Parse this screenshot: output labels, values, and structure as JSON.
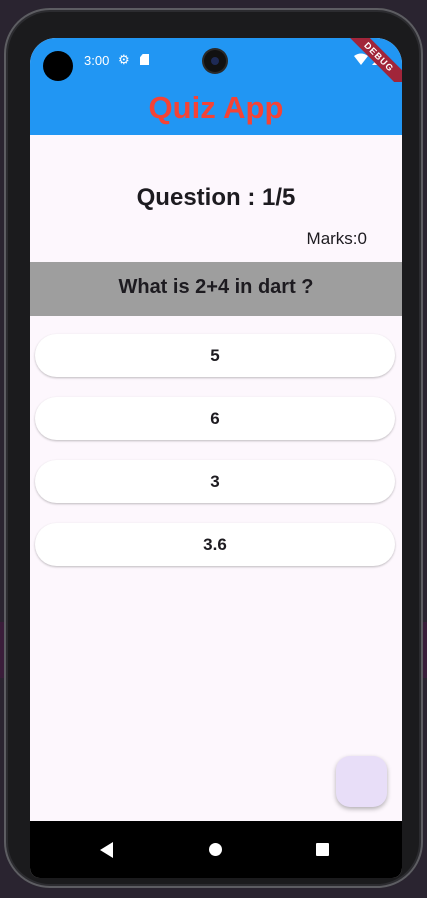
{
  "status_bar": {
    "time": "3:00",
    "debug_banner": "DEBUG"
  },
  "app_bar": {
    "title": "Quiz App"
  },
  "quiz": {
    "counter": "Question : 1/5",
    "marks": "Marks:0",
    "question": "What is 2+4 in dart ?",
    "options": [
      "5",
      "6",
      "3",
      "3.6"
    ]
  },
  "colors": {
    "app_bar": "#2196f3",
    "title": "#f44336",
    "question_band": "#9e9e9e",
    "background": "#fdf7fd",
    "fab": "#e8def8"
  },
  "icons": {
    "status": [
      "settings-gear-icon",
      "sd-card-icon",
      "wifi-icon",
      "signal-icon"
    ],
    "navigation": [
      "back-icon",
      "home-icon",
      "recents-icon"
    ]
  }
}
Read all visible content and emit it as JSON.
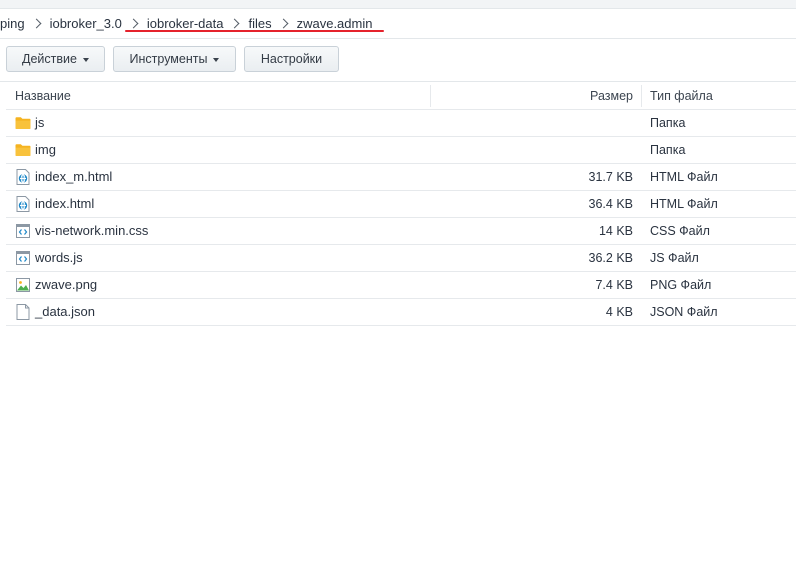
{
  "breadcrumb": {
    "items": [
      "ping",
      "iobroker_3.0",
      "iobroker-data",
      "files",
      "zwave.admin"
    ]
  },
  "toolbar": {
    "action_label": "Действие",
    "tools_label": "Инструменты",
    "settings_label": "Настройки"
  },
  "table": {
    "columns": {
      "name": "Название",
      "size": "Размер",
      "type": "Тип файла"
    },
    "rows": [
      {
        "name": "js",
        "size": "",
        "type": "Папка",
        "icon": "folder-icon"
      },
      {
        "name": "img",
        "size": "",
        "type": "Папка",
        "icon": "folder-icon"
      },
      {
        "name": "index_m.html",
        "size": "31.7 KB",
        "type": "HTML Файл",
        "icon": "html-file-icon"
      },
      {
        "name": "index.html",
        "size": "36.4 KB",
        "type": "HTML Файл",
        "icon": "html-file-icon"
      },
      {
        "name": "vis-network.min.css",
        "size": "14 KB",
        "type": "CSS Файл",
        "icon": "code-file-icon"
      },
      {
        "name": "words.js",
        "size": "36.2 KB",
        "type": "JS Файл",
        "icon": "code-file-icon"
      },
      {
        "name": "zwave.png",
        "size": "7.4 KB",
        "type": "PNG Файл",
        "icon": "image-file-icon"
      },
      {
        "name": "_data.json",
        "size": "4 KB",
        "type": "JSON Файл",
        "icon": "blank-file-icon"
      }
    ]
  },
  "colors": {
    "folder": "#f5b320",
    "accent_blue": "#1e88c8",
    "annotation_red": "#e5222c"
  }
}
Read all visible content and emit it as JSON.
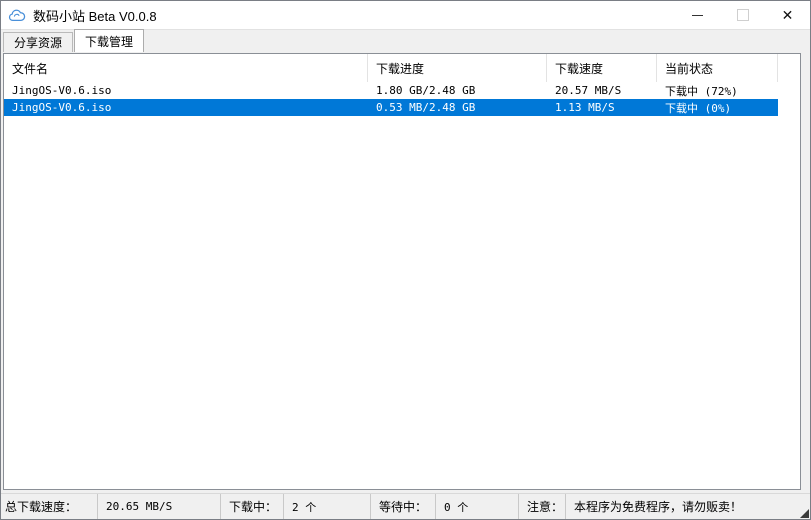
{
  "window": {
    "title": "数码小站 Beta V0.0.8"
  },
  "tabs": [
    {
      "label": "分享资源",
      "active": false
    },
    {
      "label": "下载管理",
      "active": true
    }
  ],
  "table": {
    "columns": [
      "文件名",
      "下载进度",
      "下载速度",
      "当前状态"
    ],
    "rows": [
      {
        "filename": "JingOS-V0.6.iso",
        "progress": "1.80 GB/2.48 GB",
        "speed": "20.57 MB/S",
        "status": "下载中 (72%)",
        "selected": false
      },
      {
        "filename": "JingOS-V0.6.iso",
        "progress": "0.53 MB/2.48 GB",
        "speed": "1.13 MB/S",
        "status": "下载中 (0%)",
        "selected": true
      }
    ]
  },
  "statusbar": {
    "total_speed_label": "总下载速度：",
    "total_speed_value": "20.65 MB/S",
    "downloading_label": "下载中：",
    "downloading_value": "2 个",
    "waiting_label": "等待中：",
    "waiting_value": "0 个",
    "notice_label": "注意：",
    "notice_value": "本程序为免费程序，请勿贩卖！"
  },
  "colors": {
    "selection_blue": "#0078d7",
    "titlebar_bg": "#ffffff",
    "window_bg": "#f0f0f0",
    "icon_blue": "#4a90d9"
  }
}
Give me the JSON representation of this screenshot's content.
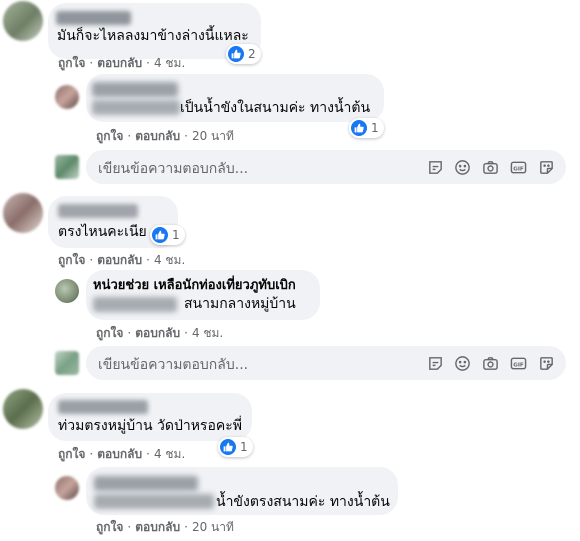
{
  "actions": {
    "like": "ถูกใจ",
    "reply": "ตอบกลับ",
    "sep": "·"
  },
  "comments": [
    {
      "text": "มันก็จะไหลลงมาข้างล่างนี้แหละ",
      "reactions": "2",
      "time": "4 ชม."
    },
    {
      "text": "เป็นน้ำขังในสนามค่ะ ทางน้ำต้น",
      "reactions": "1",
      "time": "20 นาที"
    },
    {
      "text": "ตรงไหนคะเนีย",
      "reactions": "1",
      "time": "4 ชม."
    },
    {
      "name": "หน่วยช่วย เหลือนักท่องเที่ยวภูทับเบิก",
      "text": "สนามกลางหมู่บ้าน",
      "time": "4 ชม."
    },
    {
      "text": "ท่วมตรงหมู่บ้าน วัดป่าหรอคะพี่",
      "reactions": "1",
      "time": "4 ชม."
    },
    {
      "text": "น้ำขังตรงสนามค่ะ ทางน้ำต้น",
      "time": "20 นาที"
    }
  ],
  "reply_box": {
    "placeholder": "เขียนข้อความตอบกลับ..."
  },
  "tool_icons": [
    "sticker-icon",
    "emoji-icon",
    "camera-icon",
    "gif-icon",
    "sticker-pack-icon"
  ],
  "colors": {
    "like_blue": "#1877f2",
    "bubble": "#f0f2f5",
    "meta": "#65676b"
  }
}
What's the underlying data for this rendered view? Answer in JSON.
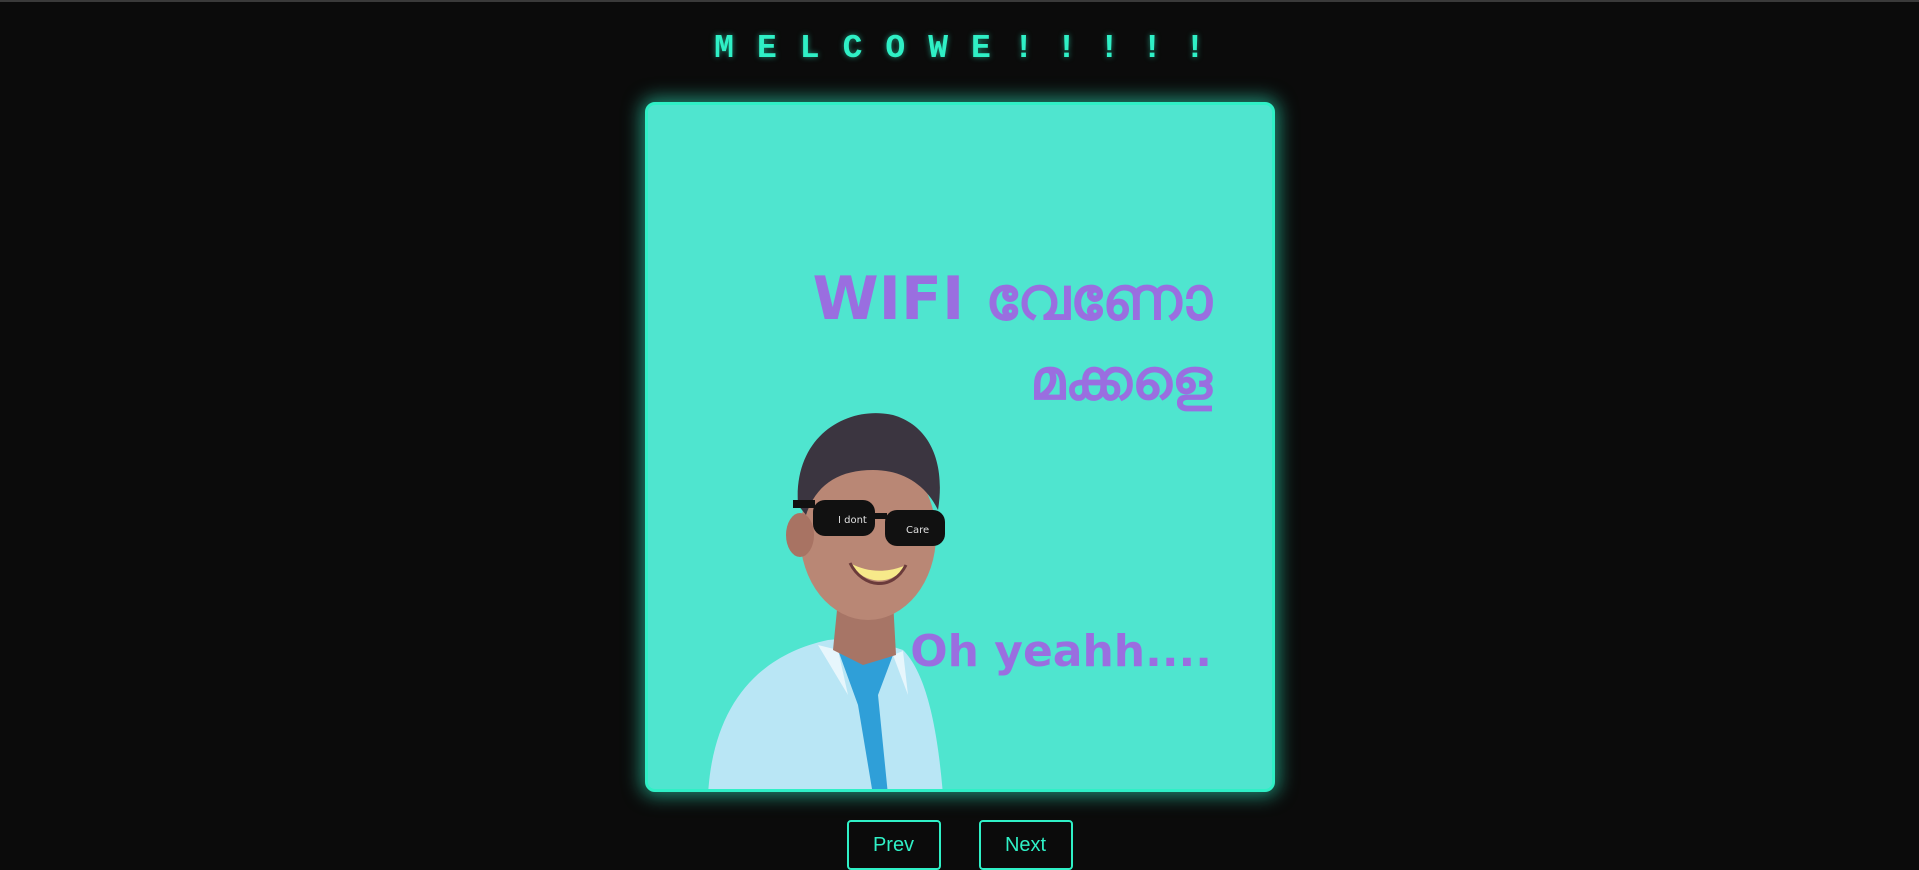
{
  "header": {
    "title": "MELCOWE!!!!!"
  },
  "meme": {
    "line1": "WIFI വേണോ",
    "line2": "മക്കളെ",
    "line3": "Oh yeahh....",
    "glasses_left_text": "I dont",
    "glasses_right_text": "Care"
  },
  "controls": {
    "prev_label": "Prev",
    "next_label": "Next"
  },
  "colors": {
    "background": "#0b0b0b",
    "accent": "#2ff0c6",
    "image_background": "#4fe5cf",
    "meme_text": "#9a6ee0"
  }
}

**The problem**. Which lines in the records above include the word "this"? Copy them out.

**Expected output**.
Parse this screenshot: output labels, values, and structure as JSON.
Give me the JSON representation of this screenshot's content.
What's the underlying data for this rendered view? Answer in JSON.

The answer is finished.